Tulsa conservatives like Bridenstine.
Tulsa liberals, and to a certain extent moderates, do not.
Overall, 44 percent of those surveyed Nov. 1-5 by SoonerPoll said they approve of the job Bridenstine has done during his first 10 months in office.
Thirty-three percent disapproved, and 23 percent were neutral or had no response.
The survey included only voters in the city of Tulsa, which tends to be somewhat less conservative than the First District as a whole.
“I think highly of him,” said poll respondent Richard Freeman. “He started off good and he’s just going to improve as time goes along.”
“I have a low impression of him,” said Ruthie Ball. “I don’t like his views.”
Ball said Bridenstine is trying to do “things that make it more difficult for poor people.”
During his short time in Washington, Bridenstine has attracted attention for not being afraid to challenge party leadership. He was among a group of Republicans that forced a showdown on food assistance spending and the implementation of the Affordable Care Act.

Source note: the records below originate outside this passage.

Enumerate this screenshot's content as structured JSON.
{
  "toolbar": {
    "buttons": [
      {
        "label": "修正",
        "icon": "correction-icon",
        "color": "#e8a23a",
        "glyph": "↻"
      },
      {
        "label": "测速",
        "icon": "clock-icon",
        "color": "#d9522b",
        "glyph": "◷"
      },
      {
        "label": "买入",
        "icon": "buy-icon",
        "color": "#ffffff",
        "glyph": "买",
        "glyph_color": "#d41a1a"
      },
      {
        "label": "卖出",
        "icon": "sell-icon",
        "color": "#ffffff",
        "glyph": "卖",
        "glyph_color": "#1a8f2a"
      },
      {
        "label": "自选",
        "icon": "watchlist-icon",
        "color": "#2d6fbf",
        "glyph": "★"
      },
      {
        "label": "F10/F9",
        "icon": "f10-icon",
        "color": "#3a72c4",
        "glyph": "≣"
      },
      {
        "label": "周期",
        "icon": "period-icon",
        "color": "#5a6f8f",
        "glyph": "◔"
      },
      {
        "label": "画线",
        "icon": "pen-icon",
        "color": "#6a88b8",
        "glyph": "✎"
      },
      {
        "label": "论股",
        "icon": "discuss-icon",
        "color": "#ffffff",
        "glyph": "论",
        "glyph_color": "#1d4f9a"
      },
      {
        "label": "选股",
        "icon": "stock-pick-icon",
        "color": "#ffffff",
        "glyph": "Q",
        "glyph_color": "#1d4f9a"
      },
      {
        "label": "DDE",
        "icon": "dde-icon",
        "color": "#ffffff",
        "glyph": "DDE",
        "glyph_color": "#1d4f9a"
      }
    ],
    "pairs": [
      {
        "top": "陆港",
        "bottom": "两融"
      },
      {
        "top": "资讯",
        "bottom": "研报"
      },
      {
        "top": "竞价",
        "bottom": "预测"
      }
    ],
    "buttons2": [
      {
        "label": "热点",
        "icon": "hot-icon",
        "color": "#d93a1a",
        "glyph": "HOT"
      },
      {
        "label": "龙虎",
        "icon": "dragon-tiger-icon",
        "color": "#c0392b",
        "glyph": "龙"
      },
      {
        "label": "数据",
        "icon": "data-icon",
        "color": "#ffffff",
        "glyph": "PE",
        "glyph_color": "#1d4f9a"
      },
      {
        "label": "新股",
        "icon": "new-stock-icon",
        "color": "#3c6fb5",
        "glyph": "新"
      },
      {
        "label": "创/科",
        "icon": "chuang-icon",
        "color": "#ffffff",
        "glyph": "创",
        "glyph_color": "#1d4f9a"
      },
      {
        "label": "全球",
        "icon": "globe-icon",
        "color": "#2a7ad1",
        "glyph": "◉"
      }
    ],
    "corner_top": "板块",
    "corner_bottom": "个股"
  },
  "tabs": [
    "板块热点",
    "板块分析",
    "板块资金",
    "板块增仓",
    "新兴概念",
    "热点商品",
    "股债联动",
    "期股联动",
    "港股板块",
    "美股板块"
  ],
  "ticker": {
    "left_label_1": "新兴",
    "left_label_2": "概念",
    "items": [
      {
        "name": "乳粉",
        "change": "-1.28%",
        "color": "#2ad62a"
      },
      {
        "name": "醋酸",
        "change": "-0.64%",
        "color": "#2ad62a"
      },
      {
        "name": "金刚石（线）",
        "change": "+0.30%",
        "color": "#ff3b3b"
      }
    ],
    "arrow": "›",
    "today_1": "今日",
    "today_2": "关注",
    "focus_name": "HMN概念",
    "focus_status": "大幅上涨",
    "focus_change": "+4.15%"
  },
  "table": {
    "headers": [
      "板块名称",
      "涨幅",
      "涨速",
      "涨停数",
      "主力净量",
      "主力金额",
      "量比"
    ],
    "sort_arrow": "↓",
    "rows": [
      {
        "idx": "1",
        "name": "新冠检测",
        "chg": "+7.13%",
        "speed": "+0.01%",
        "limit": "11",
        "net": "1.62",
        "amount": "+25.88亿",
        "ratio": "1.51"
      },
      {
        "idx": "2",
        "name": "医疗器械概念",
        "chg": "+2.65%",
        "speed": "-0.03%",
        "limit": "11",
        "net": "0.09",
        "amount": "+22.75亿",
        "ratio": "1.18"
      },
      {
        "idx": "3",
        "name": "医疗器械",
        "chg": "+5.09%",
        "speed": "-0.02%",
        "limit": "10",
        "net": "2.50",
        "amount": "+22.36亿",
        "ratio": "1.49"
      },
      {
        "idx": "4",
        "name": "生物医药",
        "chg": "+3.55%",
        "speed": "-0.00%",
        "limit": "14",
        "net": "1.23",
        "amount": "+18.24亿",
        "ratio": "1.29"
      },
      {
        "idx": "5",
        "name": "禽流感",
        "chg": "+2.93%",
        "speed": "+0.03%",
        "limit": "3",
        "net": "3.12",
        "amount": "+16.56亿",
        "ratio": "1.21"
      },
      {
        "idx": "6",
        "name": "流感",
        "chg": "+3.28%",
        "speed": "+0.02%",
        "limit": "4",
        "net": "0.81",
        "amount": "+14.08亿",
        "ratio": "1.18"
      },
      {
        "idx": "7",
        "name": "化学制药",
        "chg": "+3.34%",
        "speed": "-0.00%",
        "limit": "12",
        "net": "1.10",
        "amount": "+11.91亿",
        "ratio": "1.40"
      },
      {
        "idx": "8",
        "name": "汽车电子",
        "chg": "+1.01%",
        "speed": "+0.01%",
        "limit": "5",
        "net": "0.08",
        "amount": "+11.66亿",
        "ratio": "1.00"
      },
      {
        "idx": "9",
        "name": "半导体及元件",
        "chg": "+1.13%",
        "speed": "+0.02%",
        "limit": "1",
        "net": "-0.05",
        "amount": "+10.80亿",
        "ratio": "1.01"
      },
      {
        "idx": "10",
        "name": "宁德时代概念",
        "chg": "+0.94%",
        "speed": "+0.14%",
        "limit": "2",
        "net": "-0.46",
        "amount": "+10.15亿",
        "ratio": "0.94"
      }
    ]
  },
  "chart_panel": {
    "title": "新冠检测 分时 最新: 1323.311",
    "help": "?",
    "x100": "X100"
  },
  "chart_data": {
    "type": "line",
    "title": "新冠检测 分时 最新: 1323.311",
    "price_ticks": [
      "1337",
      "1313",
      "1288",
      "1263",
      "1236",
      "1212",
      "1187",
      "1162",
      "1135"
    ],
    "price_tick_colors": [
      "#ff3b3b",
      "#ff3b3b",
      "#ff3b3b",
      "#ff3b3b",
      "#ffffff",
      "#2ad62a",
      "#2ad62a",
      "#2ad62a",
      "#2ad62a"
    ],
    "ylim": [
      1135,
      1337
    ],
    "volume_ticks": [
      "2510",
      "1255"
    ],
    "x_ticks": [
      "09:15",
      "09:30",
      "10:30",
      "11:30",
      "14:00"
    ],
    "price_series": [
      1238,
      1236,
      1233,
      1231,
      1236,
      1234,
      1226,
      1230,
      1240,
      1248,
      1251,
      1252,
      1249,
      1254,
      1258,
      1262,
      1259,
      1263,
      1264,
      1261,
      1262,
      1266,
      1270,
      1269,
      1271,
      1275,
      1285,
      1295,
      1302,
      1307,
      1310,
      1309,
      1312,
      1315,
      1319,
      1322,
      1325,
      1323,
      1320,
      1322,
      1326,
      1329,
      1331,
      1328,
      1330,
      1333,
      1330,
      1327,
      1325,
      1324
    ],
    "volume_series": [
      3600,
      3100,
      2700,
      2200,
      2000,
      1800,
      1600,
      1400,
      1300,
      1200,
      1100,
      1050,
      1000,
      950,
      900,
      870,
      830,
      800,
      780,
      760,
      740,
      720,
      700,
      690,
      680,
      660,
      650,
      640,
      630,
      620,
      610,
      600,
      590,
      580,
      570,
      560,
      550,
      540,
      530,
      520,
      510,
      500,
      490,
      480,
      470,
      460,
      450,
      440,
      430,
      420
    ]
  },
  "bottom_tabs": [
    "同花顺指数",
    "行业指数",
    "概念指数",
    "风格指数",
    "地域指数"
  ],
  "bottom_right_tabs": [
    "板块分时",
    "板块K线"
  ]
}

The latter resulted in a 16-day partial shutdown of the federal government and a potential financial crisis.
Bridenstine and others blamed Democrats for refusing to back down, but national polls indicate public displeasure is mostly directed to Republicans.
The Oklahoma Poll produced similar results. Fifty-four percent of those surveyed, including one-third of Republicans, disapproved of Bridenstine’s vote against the final compromise bill that lifted the partial shutdown.
About the Oklahoma Poll
The poll of 401 likely voters was conducted November 1-5 by SoonerPoll.com, using a random digit-dialing technique that included cellphone and landline telephone numbers. Results were weighted by gender, age and party. The poll was sponsored by the Tulsa World. The margin of error is plus or minus 4.9 percentage points.
This poll conforms to the Standards of Disclosure of the National Council on Public Polls. A complete description of the methodology can be found here.